I always test my hay for Relative Forage Quality (RFQ). I have it tested through my local UGA extension agent. The hunt for good hay at the same price or cheaper than average hay can be a challenge. This year I found Rye Grass/Red Clover mix hay with RFQ of 135 much cheaper than high quality Bermuda which usually only tests around 100 RFQ. The graphic below gives an idea of what type of hay to look for here in the Southeast that has the potential to be good hay for lactating animals. The dark blue background on the chart indicates the target RFQ for lactating animals. As you can see Bermuda and Bahia do not make it to the dark blue. They are good hays for dry animals but do not make the cut for lactating animals. These are the most common hays in our area. If I can find and feed a hay such as Rye Grass that tests well, I will have healthier does with plenty of milk for the kids.
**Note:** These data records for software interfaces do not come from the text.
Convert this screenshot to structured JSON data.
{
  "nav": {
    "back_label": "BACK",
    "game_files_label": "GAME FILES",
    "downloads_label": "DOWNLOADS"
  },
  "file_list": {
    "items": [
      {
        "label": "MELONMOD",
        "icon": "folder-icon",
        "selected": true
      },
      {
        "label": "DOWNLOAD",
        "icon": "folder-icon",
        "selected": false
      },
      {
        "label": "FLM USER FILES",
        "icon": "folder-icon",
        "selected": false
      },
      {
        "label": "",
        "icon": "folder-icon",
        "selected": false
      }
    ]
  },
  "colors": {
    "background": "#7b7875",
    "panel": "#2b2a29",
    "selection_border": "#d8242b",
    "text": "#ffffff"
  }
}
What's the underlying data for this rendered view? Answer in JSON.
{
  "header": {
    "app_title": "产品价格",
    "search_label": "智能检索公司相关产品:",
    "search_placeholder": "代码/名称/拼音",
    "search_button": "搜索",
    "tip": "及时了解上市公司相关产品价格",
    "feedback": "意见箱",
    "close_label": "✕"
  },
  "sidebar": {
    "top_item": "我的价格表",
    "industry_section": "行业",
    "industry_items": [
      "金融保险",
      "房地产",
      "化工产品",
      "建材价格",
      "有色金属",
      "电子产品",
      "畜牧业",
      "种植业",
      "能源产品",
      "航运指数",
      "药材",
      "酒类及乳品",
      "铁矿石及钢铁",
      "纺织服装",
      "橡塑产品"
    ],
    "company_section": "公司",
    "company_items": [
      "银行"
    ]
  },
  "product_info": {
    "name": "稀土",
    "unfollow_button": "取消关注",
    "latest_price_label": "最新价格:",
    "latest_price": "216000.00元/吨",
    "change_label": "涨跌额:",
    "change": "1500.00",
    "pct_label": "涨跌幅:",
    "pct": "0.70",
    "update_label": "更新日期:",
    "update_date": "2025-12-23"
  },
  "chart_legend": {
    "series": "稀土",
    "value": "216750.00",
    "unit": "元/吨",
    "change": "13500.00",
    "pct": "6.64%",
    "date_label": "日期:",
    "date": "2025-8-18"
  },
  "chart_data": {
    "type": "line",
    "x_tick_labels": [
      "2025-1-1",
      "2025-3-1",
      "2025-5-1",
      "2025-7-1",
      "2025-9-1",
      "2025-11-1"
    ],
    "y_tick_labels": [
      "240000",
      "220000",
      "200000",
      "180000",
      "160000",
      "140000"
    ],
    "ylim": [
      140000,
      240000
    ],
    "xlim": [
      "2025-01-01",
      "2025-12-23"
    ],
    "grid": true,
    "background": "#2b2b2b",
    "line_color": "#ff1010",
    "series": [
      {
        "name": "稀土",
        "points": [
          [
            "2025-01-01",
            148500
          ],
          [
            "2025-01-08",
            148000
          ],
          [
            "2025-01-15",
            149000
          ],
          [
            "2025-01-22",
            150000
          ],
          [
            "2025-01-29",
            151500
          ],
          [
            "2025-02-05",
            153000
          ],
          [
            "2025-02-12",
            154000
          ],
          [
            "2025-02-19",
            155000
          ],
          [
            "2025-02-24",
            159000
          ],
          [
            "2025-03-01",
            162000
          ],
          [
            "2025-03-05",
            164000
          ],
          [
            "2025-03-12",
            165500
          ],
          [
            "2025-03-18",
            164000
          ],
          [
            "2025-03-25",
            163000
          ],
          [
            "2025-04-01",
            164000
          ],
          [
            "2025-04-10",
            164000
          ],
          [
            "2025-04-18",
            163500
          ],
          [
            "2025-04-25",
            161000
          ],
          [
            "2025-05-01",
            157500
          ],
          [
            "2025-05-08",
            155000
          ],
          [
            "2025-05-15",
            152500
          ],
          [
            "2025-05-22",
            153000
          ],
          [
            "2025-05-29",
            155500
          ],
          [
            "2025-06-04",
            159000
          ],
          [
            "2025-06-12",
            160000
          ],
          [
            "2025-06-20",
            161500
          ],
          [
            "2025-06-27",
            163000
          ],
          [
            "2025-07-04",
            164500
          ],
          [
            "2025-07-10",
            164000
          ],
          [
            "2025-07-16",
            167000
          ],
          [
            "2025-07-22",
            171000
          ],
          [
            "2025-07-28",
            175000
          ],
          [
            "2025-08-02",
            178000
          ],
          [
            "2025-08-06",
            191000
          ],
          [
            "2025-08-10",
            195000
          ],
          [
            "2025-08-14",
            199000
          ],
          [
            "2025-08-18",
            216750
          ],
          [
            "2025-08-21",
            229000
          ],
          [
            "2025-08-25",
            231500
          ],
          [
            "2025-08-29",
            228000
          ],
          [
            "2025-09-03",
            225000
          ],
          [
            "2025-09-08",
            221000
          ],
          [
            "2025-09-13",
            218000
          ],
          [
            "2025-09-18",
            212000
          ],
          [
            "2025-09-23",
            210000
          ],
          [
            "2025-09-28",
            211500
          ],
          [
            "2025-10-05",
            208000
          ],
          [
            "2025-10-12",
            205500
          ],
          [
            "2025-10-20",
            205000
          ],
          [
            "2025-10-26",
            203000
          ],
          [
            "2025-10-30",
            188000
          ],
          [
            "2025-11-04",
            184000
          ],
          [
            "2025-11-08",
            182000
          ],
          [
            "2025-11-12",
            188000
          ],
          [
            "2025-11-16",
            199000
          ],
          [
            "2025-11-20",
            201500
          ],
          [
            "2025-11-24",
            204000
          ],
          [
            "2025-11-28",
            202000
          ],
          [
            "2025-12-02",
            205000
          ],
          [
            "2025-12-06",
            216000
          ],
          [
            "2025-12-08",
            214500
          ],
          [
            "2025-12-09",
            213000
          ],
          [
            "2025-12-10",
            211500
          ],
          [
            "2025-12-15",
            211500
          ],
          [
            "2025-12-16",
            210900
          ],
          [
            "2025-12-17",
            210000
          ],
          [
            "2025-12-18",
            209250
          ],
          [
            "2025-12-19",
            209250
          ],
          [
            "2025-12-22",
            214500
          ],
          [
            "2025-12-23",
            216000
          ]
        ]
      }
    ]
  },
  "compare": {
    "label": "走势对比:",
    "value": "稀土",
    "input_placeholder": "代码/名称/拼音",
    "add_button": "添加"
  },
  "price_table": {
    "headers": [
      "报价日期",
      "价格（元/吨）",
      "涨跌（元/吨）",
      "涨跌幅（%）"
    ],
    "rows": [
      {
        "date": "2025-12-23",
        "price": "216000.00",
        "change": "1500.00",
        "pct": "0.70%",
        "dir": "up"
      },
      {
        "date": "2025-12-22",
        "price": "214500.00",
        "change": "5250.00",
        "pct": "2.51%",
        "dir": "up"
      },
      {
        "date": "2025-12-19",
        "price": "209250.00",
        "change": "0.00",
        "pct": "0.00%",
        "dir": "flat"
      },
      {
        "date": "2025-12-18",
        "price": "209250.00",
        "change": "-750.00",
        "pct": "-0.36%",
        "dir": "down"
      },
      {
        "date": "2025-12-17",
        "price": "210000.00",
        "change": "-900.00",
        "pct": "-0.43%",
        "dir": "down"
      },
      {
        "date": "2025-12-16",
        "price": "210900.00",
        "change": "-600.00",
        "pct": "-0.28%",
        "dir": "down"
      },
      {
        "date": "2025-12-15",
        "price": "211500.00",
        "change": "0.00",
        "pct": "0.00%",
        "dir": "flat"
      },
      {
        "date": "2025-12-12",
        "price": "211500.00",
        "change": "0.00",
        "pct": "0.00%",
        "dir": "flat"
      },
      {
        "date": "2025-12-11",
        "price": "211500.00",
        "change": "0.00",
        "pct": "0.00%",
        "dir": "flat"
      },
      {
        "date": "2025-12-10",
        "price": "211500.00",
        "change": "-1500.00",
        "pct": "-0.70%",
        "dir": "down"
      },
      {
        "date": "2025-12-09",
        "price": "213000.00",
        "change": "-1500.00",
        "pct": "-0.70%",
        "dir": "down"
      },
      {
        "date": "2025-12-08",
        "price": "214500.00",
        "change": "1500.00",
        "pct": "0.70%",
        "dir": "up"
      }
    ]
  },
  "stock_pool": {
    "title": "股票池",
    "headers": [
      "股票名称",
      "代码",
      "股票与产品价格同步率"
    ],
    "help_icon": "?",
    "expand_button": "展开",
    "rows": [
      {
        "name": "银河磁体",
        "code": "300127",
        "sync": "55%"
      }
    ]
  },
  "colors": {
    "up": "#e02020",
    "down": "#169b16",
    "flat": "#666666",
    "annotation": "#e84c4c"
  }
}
I like to put a handful of Purple Top Turnip seed in my seed mix for a goat snack in the annual forage plots.
Broomsedge has value on our farm. As we gradually improve our pasture's fertility a small patch at at time, we still rely on our unimproved pastures during fall and winter. Our pastures contain a lot of Broomsedge. No one told the goats it was supposed to be poor forage. In late summer it begins producing its seed head. For about two weeks the goats will eat the tops of the Broomsedge trying to produce seed. Then the seed matures and they stop grazing the tops. We let it grow and do not cut it. Later in the fall when the frosts start to kill off the summer grasses and weeds, the bunches at the base of the plants are still green. It has been stock piled over the summer/fall and does not seem to be affected by the frost and remains green.
This summer we planted Cow Peas, Millet and Sorghum Sudan grass over an acre. After the bucklings were finished we put 40 does in for a couple weeks as the clean up crew to eat as much as possible. The does cleaned them all up by October 7th. The peas were so thick that no weeds survived so we had a clean area with only Pea and Millet stubble. October 14 after a good rain I no-tilled in about 70lbs of Wrens Abruzzi Grain Rye and about 20lbs coated Crimson Clover then came back and broad cast another 20lbs of Rye Grass. I put out 2 bags of 34-0-0 ammonium nitrate. We had some warm days and the Rye is really taking off. It will be a nice Christmas present for the does.
Experimenting with Sunn Hemp this year. It grew 30" in 30 days. I put a two string electric fence around it to keep them out while it grew. When I let them in I moved the two wires to the top of the post so they can go under. We cut a path, installed another fence to split it up and rotational graze it. When I move them to the other section I can move the two strands lower on the post in this field and move the other field's wires to the top of the posts. It has some corn in it also. The goats are loving it.
Our bucklings are into the peas now. This is a mixture of mostly peas with some corn, sorghum sudan grass, and buckwheat. The white flowers are the buckwheat blooming. If you click on a photo you can see a slide show of larger photos.
Great weed for reducing Barber Pole Worms.
Click here for an overall decription of Sericea Lespedeza